Chapter 8. Job Scheduling with SLURM

Table of Contents

8.. Overview
8.. Using SLURM
SLURM Jargon
Cluster Status
Job Status
Using top
Job Submission
Terminating a Job
Terminating Stray Processes
Viewing Output of Active Jobs
Checking Job Stats with sacct
Checking Status of Running Jobs with scontrol
Job Sequences
8.. Local Customizations

Before You Begin

Before reading this chapter, you should be familiar with basic Unix concepts (Chapter 3, Using Unix), the Unix shell (the section called “Command Line Interfaces (CLIs): Unix Shells”, redirection (the section called “Redirection and Pipes”), shell scripting (Chapter 4, Unix Shell Scripting) and job scheduling (Chapter 7, Job Scheduling.


SLURM is an acronym for Simple Linux Utility for Resource Management. SLURM manages resources such as CPU cores and memory on a cluster. Originally developed on Linux with the lessons of earlier job schedulers in mind, SLURM is also supported on FreeBSD and NetBSD, and has been used on Mac OS X. SLURM is also rich in advanced features, so the 'S' and the 'L' in SLURM could safely be removed at this point.

For complete information, see the official SLURM documentation at
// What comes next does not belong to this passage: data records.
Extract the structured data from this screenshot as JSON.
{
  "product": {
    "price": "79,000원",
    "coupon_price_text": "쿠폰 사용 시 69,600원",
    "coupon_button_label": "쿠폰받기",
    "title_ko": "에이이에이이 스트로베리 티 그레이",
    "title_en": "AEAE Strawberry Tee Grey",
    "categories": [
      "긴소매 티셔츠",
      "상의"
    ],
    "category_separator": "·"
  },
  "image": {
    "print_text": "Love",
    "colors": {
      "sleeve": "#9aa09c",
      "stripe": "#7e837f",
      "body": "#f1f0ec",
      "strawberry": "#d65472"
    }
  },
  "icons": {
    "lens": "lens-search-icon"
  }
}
This chapter covers the basics of SLURM along with some extensions provided by SPCM, Simple, Portable Cluster Manager. SPCM is a set of tools for building and managing SLURM clusters. SPCM was developed on CentOS Linux and FreeBSD, but is designed to be easily adapted to any POSIX platform. Some convenient tools provided by SPCM are mentioned below.